# [Task item]
Quote all lines below exactly. Images stay out.

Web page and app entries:
--------------------------------

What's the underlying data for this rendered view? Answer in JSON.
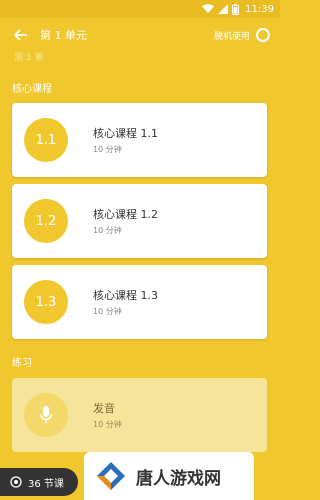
{
  "status_bar": {
    "time": "11:39"
  },
  "header": {
    "title": "第 1 单元",
    "offline_label": "脱机使用"
  },
  "faded_text": "测 1 第",
  "sections": {
    "core": "核心课程",
    "practice": "练习"
  },
  "core_lessons": [
    {
      "badge": "1.1",
      "title": "核心课程 1.1",
      "duration": "10 分钟"
    },
    {
      "badge": "1.2",
      "title": "核心课程 1.2",
      "duration": "10 分钟"
    },
    {
      "badge": "1.3",
      "title": "核心课程 1.3",
      "duration": "10 分钟"
    }
  ],
  "practice_items": [
    {
      "title": "发音",
      "duration": "10 分钟",
      "icon": "mic-icon"
    }
  ],
  "bottom_bar": {
    "lessons_count": "36 节课"
  },
  "watermark": {
    "text": "唐人游戏网"
  },
  "colors": {
    "accent": "#F1C72E",
    "card": "#FFFFFF"
  }
}
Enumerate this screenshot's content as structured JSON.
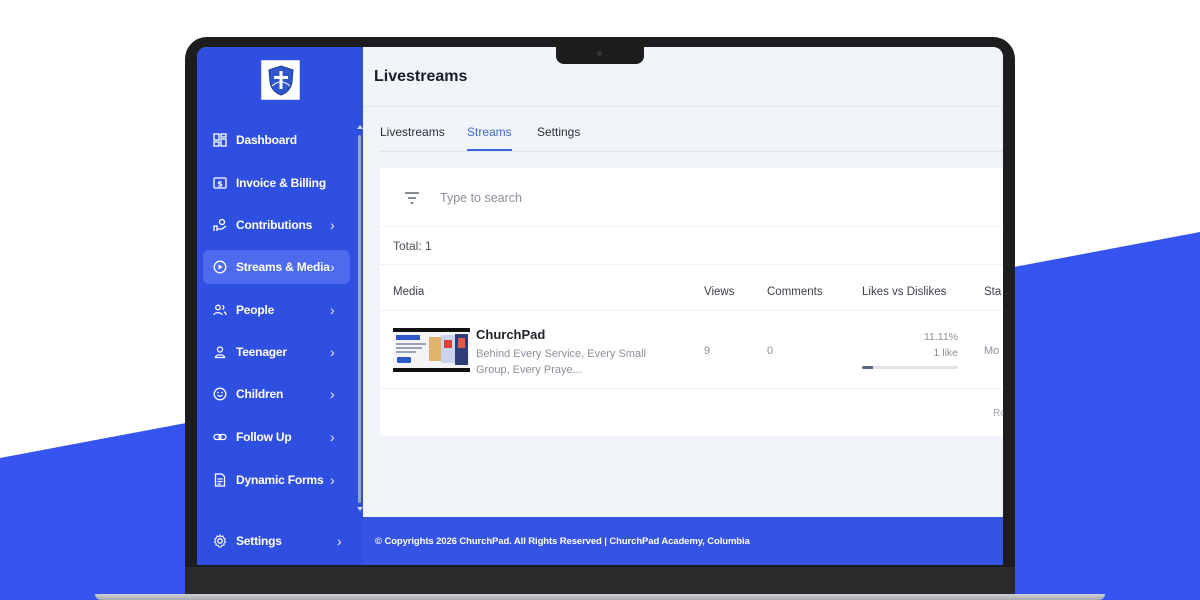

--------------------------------

# [Result for this exercise]
What's the underlying data for this rendered view? Answer in JSON.
{
  "status_bar": {
    "time": "11:39"
  },
  "header": {
    "title": "第 1 单元",
    "offline_label": "脱机使用"
  },
  "faded_text": "测 1 第",
  "sections": {
    "core": "核心课程",
    "practice": "练习"
  },
  "core_lessons": [
    {
      "badge": "1.1",
      "title": "核心课程 1.1",
      "duration": "10 分钟"
    },
    {
      "badge": "1.2",
      "title": "核心课程 1.2",
      "duration": "10 分钟"
    },
    {
      "badge": "1.3",
      "title": "核心课程 1.3",
      "duration": "10 分钟"
    }
  ],
  "practice_items": [
    {
      "title": "发音",
      "duration": "10 分钟",
      "icon": "mic-icon"
    }
  ],
  "bottom_bar": {
    "lessons_count": "36 节课"
  },
  "watermark": {
    "text": "唐人游戏网"
  },
  "colors": {
    "accent": "#F1C72E",
    "card": "#FFFFFF"
  }
}
Enumerate this screenshot's content as structured JSON.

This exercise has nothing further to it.